By Dave Kirk
I took the contemporary resolution to Labour Party conference on nationalising the banks which The Clarion is promoting to my CLP, Leeds West. It was the first time we have had a meeting in August partly to allow us to submit a resolution.
We had a good debate. There was opposition both on the cost of this policy.
My response was that the British people have already paid out around a trillion pounds to shore these banks up. I also argued that as the banks are repeating the exact same behavior that led to the crash of 2008. Working class people can’t afford not to take them into public ownership.
Quite a few people spoke in support of the motion.
John Battle, the former Leeds West MP, supported the motion but put an amendment supporting credit unions and for Labour to look at democratically accountable regional and local banking too. The amended motion passed with the big majority of the room supporting it.
Motion passed by Leeds West CLP
We note that on 3 August Bank of England governor Mark Carney warned about the UK returning to the light touch banking regulation that produced the post-2007 financial crisis.
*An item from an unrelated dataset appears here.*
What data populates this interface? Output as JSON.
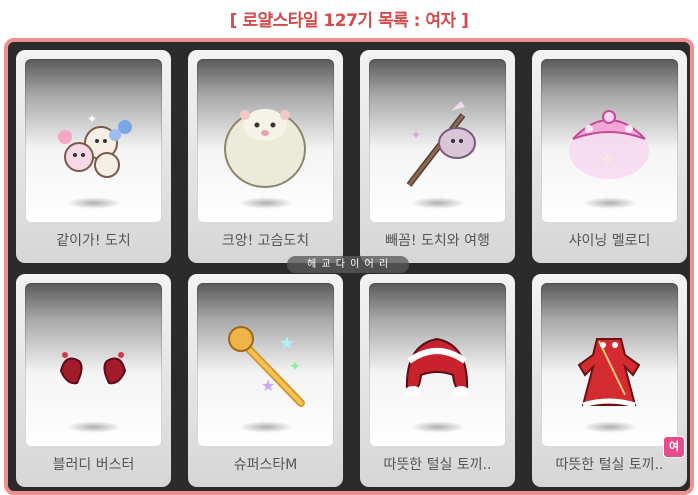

We note the revelation on 8 August that the “turnaround plans” of British banks including Barclays and RBS are being hindered by ongoing US Department of Justice investigations into their role in sparking the crisis.
The banks were to blame for the crisis, not the money Labour spent on Sure Start centres, schools and hospitals. Yet they were bailed out at public expense, to the tune of at least £800bn.
We must ensure that such private interests are not again allowed to obstruct meeting the needs of our people. We therefore applaud and adopt the policy adopted by the TUC at the initiative of the FBU in 2012, to nationalise the banks and create a “publicly owned banking service, democratically and accountably managed… [to] play a central role in building a sustainable economy, investing in transport, green industries, housing, creating jobs and assisting recovery in the interests of working people”.
Ownership matters because we need democratic control: you can’t control what you don’t own.
Conference resolves that the next Labour government should bring the five largest retail banks into 100pc democratic public ownership, with compensation on the basis of proven need, and develop proposals to democratically decentralise banks to regional and local levels and back democratic credit unions.
Wouldn’t work unless we leave the EU and the European single market (EEA).
Banks would simply change their headquarters to other EU-EEA Member States (if not there already), then claim the right of freedom of establishment under the EU Treaties, which includes the right of undertakings in one Member State to operate branches and subsidiaries in any other Member State.
Under the supremacy doctrine of the European Court of Justice, this right would trump any nationalisation statute passed by the UK Parliament under a left-led Labour government.